Articulating Questions, Generating Hypotheses, and Choosing Study Designs​

While clinical and translational research studies can be quite complex, at a basic level most follow a standard study life cycle. The lifecycle begins with an idea, observation, or question, which leads to a hypothesis (or a statement about what researchers believe the results of the study will show). To test the hypothesis, researchers design and implement an appropriate study. Study data are then collected and once the study is completed, the data are analyzed using statistical methods appropriate for evaluating the hypothesis of interest. Finally, the researchers draw conclusions from the statistical analysis and report the findings of the study. Every phase of this process must have three important characteristics: integrity, transparency, and reproducibility. ​

The purpose of this online course is to introduce the basic structure of a clinical research study for learners who are new to clinical research and collaboration. After completing this course, you will be able to:​

  • Describe the basic lifecycle of a clinical research study ​
  • Define research integrity, transparency, and reproducibility
  • Given a research article, identify the research question, the primary outcome and how it’s measured, the null and alternative hypotheses, and the study design
  • Distinguish between experimental and observational studies and the advantages and disadvantages of each

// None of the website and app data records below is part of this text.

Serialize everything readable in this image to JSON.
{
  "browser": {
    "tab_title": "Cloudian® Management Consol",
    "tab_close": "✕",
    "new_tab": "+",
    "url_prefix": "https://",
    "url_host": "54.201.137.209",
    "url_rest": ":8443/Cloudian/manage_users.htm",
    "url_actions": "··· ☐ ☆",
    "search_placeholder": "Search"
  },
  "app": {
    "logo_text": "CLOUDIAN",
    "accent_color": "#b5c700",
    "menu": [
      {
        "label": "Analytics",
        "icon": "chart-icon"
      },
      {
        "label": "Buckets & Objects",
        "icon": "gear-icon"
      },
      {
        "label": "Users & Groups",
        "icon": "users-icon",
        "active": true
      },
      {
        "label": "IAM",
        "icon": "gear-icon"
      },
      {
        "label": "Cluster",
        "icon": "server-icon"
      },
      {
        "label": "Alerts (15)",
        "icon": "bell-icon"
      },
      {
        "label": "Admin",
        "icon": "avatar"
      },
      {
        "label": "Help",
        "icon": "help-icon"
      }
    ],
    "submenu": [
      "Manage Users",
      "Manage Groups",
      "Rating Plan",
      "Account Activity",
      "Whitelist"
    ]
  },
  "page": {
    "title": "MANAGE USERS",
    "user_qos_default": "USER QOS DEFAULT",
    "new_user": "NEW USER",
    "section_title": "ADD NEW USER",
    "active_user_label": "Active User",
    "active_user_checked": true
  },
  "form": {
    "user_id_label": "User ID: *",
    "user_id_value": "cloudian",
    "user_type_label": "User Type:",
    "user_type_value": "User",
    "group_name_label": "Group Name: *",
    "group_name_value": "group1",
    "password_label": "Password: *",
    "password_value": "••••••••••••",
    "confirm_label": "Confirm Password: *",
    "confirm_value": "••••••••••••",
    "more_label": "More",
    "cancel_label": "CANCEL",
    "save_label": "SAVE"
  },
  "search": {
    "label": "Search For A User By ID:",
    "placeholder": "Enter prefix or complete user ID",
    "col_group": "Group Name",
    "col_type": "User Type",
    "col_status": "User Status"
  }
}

Terms and definitions related to study lifecycle and designs
  • Research Integrity is the use of honest and verifiable methods in proposing, performing, and evaluating research. Reporting research results with adherence to rules, regulations, guidelines, and following accepted professional codes or norms.
  • Research Transparency is open and free access to the data, methods, and coding scripts used to conduct the research.
  • Research Reproducibility means that others should be able to independently replicate research findings.
  • Research Misconduct is falsification, fabrication, or plagiarism in proposing, performing, or reviewing research, or in reporting results.
  • Research Question is what you want to find out. A research question is established from an observation or pattern, gaps in existing literature, or extension, modification, or improvement of current practices.
  • Hypothesis is a statement about what the researcher thinks the results of a study will be.
  • An observational study design is when the researcher observes the effect of a specific variable as it occurs naturally, without making any attempt to intervene.
  • An experimental study design is when an intervention is involved. The researcher manipulates the situation and observes the effect in a more controlled setting. There are a few different types of experiments, including randomized experiments and controlled experiments.


Gino Lerebours Biostatistician II in the Duke University School of Medicine Department of Biostatistics and Informatics Biostatistics, Epidemiology, and Research Design (BERD) Methods Core